EXERCISE OBJECTIVE: Search the entries for the word "HTML" and copy each line that has it.

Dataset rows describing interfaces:

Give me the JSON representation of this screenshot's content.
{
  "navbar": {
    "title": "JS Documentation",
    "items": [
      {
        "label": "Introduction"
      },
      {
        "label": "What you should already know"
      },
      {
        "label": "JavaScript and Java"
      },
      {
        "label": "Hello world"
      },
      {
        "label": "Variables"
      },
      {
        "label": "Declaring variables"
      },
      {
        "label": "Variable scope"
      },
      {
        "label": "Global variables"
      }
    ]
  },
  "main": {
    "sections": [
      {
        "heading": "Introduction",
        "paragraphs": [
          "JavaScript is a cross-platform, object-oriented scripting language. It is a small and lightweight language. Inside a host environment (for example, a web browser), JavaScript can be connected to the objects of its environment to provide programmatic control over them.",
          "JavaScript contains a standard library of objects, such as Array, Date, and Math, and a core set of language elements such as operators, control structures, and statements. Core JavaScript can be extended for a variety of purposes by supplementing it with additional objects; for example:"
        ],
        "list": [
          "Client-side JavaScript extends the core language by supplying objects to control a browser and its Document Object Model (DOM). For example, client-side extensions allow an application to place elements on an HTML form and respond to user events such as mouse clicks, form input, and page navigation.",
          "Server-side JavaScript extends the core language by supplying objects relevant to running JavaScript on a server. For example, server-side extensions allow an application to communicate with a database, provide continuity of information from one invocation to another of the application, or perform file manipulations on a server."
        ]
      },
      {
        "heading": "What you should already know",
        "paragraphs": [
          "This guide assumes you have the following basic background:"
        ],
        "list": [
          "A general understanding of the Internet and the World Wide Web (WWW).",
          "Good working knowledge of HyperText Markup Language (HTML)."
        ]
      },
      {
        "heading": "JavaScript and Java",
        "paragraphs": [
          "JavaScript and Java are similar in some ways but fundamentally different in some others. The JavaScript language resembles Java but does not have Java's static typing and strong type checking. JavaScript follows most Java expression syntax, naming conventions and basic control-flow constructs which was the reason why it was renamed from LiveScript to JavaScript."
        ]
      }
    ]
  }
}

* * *

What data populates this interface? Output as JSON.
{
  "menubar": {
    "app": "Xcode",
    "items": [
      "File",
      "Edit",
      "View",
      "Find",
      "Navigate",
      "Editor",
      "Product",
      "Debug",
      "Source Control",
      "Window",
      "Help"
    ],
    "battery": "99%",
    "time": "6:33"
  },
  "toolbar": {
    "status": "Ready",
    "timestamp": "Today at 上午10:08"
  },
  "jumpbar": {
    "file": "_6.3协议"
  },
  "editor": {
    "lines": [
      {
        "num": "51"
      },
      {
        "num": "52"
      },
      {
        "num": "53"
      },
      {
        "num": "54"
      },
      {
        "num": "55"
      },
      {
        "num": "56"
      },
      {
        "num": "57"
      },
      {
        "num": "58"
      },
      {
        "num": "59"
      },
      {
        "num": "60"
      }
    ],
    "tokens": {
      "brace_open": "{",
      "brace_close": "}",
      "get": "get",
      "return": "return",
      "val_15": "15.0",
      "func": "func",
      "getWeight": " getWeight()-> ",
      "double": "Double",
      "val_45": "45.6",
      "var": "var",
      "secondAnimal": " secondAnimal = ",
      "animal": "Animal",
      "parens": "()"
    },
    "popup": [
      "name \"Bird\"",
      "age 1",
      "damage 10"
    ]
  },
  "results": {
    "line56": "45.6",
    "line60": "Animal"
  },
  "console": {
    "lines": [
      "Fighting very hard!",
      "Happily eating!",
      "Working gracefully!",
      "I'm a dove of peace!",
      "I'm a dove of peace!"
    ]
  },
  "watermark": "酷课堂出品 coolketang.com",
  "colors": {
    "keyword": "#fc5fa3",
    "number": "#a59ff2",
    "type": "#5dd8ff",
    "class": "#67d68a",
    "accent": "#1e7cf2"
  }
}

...

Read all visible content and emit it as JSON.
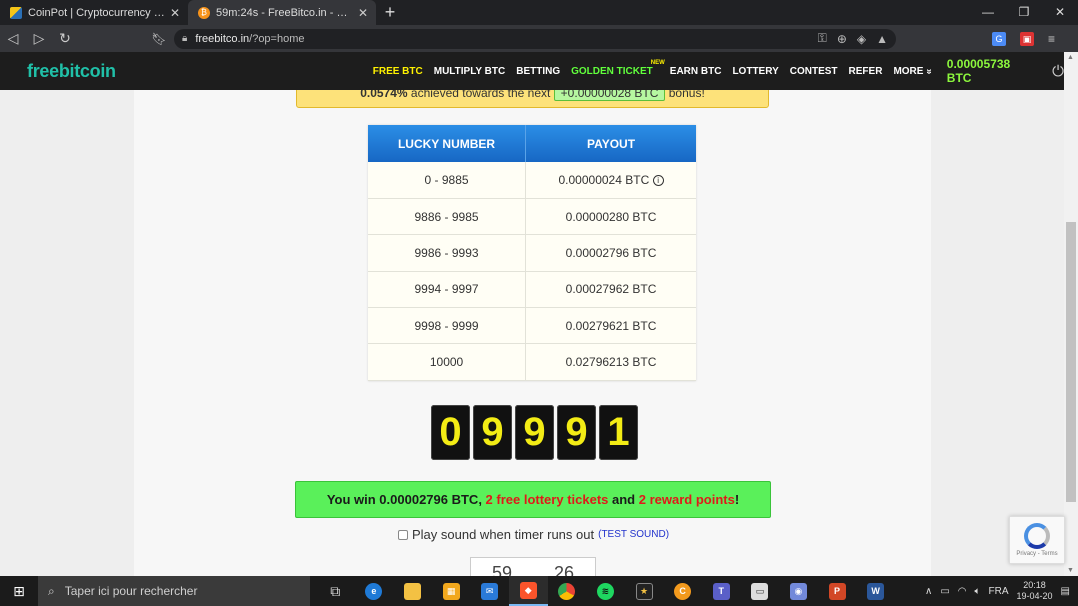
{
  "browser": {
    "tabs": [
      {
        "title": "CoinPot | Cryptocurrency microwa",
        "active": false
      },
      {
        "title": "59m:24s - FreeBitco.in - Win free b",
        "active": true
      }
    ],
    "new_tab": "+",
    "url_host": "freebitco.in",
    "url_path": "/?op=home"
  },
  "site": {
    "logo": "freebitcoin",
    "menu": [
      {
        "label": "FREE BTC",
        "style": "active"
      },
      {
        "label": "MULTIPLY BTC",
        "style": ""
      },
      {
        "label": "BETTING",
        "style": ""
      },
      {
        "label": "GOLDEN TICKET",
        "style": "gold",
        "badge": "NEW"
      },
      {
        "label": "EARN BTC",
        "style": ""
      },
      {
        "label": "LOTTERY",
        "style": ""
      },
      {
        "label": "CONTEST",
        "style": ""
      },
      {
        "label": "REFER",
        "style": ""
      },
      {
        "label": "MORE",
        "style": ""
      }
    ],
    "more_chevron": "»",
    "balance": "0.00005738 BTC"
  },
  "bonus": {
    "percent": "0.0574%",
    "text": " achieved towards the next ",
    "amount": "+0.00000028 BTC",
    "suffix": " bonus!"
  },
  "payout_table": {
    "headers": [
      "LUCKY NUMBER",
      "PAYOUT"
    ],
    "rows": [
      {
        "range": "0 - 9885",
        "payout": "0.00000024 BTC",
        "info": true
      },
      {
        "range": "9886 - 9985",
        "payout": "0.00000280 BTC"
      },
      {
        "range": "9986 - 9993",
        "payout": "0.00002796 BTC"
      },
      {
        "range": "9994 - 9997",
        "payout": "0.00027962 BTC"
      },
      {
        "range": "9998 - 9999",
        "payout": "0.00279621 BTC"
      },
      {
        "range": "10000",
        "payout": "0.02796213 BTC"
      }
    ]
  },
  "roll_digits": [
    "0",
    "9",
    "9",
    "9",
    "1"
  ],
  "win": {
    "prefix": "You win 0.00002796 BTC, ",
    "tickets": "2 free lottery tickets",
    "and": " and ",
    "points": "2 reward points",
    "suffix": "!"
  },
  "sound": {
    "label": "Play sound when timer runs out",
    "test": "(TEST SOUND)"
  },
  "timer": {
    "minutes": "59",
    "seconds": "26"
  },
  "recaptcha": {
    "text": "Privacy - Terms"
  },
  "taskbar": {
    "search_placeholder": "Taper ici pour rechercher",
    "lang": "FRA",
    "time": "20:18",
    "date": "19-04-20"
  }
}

EXERCISE RESPONSE:
          "Client-side JavaScript extends the core language by supplying objects to control a browser and its Document Object Model (DOM). For example, client-side extensions allow an application to place elements on an HTML form and respond to user events such as mouse clicks, form input, and page navigation.",
          "Good working knowledge of HyperText Markup Language (HTML)."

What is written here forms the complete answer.